Record & collect evidence.


You might not want to remember the hurtful things a cyberbully has said about or to you, but it’s important that you keep detailed records of each and every time the abuse occurs. Save copies of conversations, comments, and emails, and include the date and time when it happened. Learn how to take screenshots on your computer and phone so that comments via apps, texts, and gaming can be more easily recorded. It’s a great idea to print everything out and share it with a trustworthy adult who might be able to help you.

In extreme cases, this will also help you keep track of a trail of evidence if the local authorities need to step in and get involved.


Let someone know & ask for help.

Letting your parents, favorite teacher, principal or counselor, and if necessary, the police in on what is happening can go the extra mile in protecting yourself against cyberbullying. You may not realize it, but your state laws or school policy may even have rules that will help you take your bully down the right way.

Bullies rely on you keeping quiet out of fear or shame; break the stereotype and speak up! Don’t be afraid that your voice will be unheard. If you tell an adult and they brush it off, keep telling people until someone steps in to help you. Show them the hard copies of whatever happened to you online that made you scared or sad. You are not to blame, and you do not have to deal with it on your own.

In addition, you should keep your parents or most trusted adults in the loop about what you’re doing online. Let them friend or follow you. It might feel awkward or embarrassing since you’re no doubt pulling away and doing your own thing, but they care about you and want to keep you safe! Let them be there to support you whenever you’re feeling upset or hurt.


Cut the bully off.

The National Crime Prevention Council strongly advises that you stop any communication with your bully as soon as possible. This means blocking their phone number, email address, or account, even if it means getting your parents to contact your internet service provider, cellphone service provider, or the website administrator for you. Sites like Facebook, Instagram, and YouTube – hot spots for cyberbullying – already have procedures in place to report harassment.

If this isn’t possible and you’re unable to escape it, consider changing phone numbers, creating another email address, or setting up a new account. You can also screen calls and delete their messages without ever opening them. Again, the goal is to “starve the troll!”

If the threats are still spiraling out of control, immediately contact the local authorities; there are laws in place to help you!



That’s “Don’t Forget to Be Awesome,” a phrase coined by YouTube VlogBrothers Hank and John Green who helped empower a large, diverse community of people who “instead of being made of bones and skin and tissue [are] made entirely of awesome.” The idea behind this simple phrase is that you shouldn’t bother listening to the haters out there who are doing their best to destroy your self-esteem.
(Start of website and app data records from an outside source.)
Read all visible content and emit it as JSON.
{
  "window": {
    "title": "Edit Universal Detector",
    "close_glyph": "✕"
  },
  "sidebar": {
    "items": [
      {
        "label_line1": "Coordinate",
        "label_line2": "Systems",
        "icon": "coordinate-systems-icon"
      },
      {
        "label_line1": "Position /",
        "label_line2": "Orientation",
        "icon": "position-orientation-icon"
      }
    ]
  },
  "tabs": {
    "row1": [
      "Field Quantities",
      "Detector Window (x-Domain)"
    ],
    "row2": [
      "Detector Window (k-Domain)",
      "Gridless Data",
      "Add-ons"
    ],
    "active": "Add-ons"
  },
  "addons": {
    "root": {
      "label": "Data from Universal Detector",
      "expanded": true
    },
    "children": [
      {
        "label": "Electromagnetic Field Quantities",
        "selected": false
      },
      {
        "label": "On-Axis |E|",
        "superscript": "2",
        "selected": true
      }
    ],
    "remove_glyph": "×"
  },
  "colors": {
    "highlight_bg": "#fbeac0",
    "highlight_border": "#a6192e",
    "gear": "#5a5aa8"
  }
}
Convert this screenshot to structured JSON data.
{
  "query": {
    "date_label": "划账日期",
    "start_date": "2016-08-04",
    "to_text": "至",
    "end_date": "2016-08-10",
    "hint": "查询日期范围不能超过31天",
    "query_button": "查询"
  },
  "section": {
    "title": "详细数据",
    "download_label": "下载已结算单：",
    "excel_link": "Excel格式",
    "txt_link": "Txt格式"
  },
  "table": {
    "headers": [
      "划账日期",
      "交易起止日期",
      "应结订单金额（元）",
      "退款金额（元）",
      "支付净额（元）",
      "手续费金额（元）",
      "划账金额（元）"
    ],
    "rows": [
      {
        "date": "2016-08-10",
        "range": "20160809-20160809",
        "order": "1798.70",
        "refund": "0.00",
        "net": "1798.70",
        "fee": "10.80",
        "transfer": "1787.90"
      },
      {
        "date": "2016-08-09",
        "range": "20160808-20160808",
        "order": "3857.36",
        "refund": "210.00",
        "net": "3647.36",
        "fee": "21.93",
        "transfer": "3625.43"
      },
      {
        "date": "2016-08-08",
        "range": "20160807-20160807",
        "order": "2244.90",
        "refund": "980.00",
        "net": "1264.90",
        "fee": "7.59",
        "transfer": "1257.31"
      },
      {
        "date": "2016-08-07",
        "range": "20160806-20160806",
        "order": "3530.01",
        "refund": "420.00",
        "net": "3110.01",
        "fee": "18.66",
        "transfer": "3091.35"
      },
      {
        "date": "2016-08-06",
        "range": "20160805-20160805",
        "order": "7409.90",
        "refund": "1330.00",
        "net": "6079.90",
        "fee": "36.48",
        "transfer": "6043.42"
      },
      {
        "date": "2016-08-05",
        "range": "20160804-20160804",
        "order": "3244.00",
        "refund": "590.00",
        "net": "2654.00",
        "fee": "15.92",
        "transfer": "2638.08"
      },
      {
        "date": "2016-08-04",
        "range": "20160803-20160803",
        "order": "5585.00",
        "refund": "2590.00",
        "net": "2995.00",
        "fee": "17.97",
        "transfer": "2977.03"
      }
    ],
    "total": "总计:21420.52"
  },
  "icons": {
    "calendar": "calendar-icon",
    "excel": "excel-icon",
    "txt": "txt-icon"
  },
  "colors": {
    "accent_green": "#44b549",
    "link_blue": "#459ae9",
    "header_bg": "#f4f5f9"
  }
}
Allow me to let you in on a little secret that most people don’t unlock until it’s too late: being yourself is absolutely the COOLEST thing you can possibly do! Own who you are, even if it seems a little strange, because that’s what makes you an awesome person. You will always find friends who are just your special brand of weird. And people will like you just because positive confidence itself is not only contagious, but super attractive!

This is obviously easier said than done. Sometimes people just know what to say to get under your skin, and cyberbullies are even better at it than most. But try to remember that the destructive behavior of bullies says far more about their own issues, fears, and insecurities than it does about you. The #1 way to combat cyberbullying is to feel and be awesome anyway!

Kayley Melton

Director of Digital Strategy at SAC
Kayley manages our growing footprint on the web and develops marketing strategies to both keep us current & help us reach more people who might benefit from our message. A professionally trained artist and verifiable “weird girl,” she has 5 pet-children, cooks unbelievably good food, and can out-lift you at the gym.